Records provided section start

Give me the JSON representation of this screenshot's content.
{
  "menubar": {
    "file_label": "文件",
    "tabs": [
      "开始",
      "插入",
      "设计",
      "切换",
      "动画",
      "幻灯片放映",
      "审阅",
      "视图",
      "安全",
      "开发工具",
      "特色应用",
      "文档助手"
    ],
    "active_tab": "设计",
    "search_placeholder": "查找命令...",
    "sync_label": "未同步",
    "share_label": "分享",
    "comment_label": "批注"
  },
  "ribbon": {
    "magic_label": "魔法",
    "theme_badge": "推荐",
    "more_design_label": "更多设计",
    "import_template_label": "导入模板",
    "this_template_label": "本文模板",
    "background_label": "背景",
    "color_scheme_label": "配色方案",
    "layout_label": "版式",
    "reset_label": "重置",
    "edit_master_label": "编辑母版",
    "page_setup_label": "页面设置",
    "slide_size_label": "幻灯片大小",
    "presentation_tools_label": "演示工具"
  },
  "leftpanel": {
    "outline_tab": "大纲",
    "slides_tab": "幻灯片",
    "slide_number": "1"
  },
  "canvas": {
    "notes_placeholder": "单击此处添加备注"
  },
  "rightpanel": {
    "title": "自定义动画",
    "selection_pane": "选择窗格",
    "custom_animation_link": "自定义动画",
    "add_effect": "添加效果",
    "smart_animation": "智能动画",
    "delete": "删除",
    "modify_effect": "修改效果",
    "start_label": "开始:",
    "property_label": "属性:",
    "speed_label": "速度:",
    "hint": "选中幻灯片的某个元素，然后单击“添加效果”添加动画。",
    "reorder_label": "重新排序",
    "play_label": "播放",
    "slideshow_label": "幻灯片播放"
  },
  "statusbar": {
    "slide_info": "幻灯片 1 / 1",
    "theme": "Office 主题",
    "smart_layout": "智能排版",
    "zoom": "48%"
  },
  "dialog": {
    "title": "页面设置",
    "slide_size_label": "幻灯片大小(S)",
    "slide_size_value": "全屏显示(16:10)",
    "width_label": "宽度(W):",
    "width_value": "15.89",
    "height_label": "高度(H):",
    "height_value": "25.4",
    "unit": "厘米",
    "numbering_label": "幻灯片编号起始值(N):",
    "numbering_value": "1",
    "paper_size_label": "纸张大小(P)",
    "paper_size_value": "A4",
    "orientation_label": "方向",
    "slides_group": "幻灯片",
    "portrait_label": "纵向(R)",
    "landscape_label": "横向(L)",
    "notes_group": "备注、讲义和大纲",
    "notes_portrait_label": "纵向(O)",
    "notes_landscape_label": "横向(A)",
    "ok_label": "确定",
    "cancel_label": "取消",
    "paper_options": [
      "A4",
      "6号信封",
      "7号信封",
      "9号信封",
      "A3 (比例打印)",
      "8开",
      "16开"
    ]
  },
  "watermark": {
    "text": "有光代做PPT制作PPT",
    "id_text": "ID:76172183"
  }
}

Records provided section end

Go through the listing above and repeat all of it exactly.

Give me the JSON representation of this screenshot's content.
{
  "menubar": {
    "file_label": "文件",
    "tabs": [
      "开始",
      "插入",
      "设计",
      "切换",
      "动画",
      "幻灯片放映",
      "审阅",
      "视图",
      "安全",
      "开发工具",
      "特色应用",
      "文档助手"
    ],
    "active_tab": "设计",
    "search_placeholder": "查找命令...",
    "sync_label": "未同步",
    "share_label": "分享",
    "comment_label": "批注"
  },
  "ribbon": {
    "magic_label": "魔法",
    "theme_badge": "推荐",
    "more_design_label": "更多设计",
    "import_template_label": "导入模板",
    "this_template_label": "本文模板",
    "background_label": "背景",
    "color_scheme_label": "配色方案",
    "layout_label": "版式",
    "reset_label": "重置",
    "edit_master_label": "编辑母版",
    "page_setup_label": "页面设置",
    "slide_size_label": "幻灯片大小",
    "presentation_tools_label": "演示工具"
  },
  "leftpanel": {
    "outline_tab": "大纲",
    "slides_tab": "幻灯片",
    "slide_number": "1"
  },
  "canvas": {
    "notes_placeholder": "单击此处添加备注"
  },
  "rightpanel": {
    "title": "自定义动画",
    "selection_pane": "选择窗格",
    "custom_animation_link": "自定义动画",
    "add_effect": "添加效果",
    "smart_animation": "智能动画",
    "delete": "删除",
    "modify_effect": "修改效果",
    "start_label": "开始:",
    "property_label": "属性:",
    "speed_label": "速度:",
    "hint": "选中幻灯片的某个元素，然后单击“添加效果”添加动画。",
    "reorder_label": "重新排序",
    "play_label": "播放",
    "slideshow_label": "幻灯片播放"
  },
  "statusbar": {
    "slide_info": "幻灯片 1 / 1",
    "theme": "Office 主题",
    "smart_layout": "智能排版",
    "zoom": "48%"
  },
  "dialog": {
    "title": "页面设置",
    "slide_size_label": "幻灯片大小(S)",
    "slide_size_value": "全屏显示(16:10)",
    "width_label": "宽度(W):",
    "width_value": "15.89",
    "height_label": "高度(H):",
    "height_value": "25.4",
    "unit": "厘米",
    "numbering_label": "幻灯片编号起始值(N):",
    "numbering_value": "1",
    "paper_size_label": "纸张大小(P)",
    "paper_size_value": "A4",
    "orientation_label": "方向",
    "slides_group": "幻灯片",
    "portrait_label": "纵向(R)",
    "landscape_label": "横向(L)",
    "notes_group": "备注、讲义和大纲",
    "notes_portrait_label": "纵向(O)",
    "notes_landscape_label": "横向(A)",
    "ok_label": "确定",
    "cancel_label": "取消",
    "paper_options": [
      "A4",
      "6号信封",
      "7号信封",
      "9号信封",
      "A3 (比例打印)",
      "8开",
      "16开"
    ]
  },
  "watermark": {
    "text": "有光代做PPT制作PPT",
    "id_text": "ID:76172183"
  }
}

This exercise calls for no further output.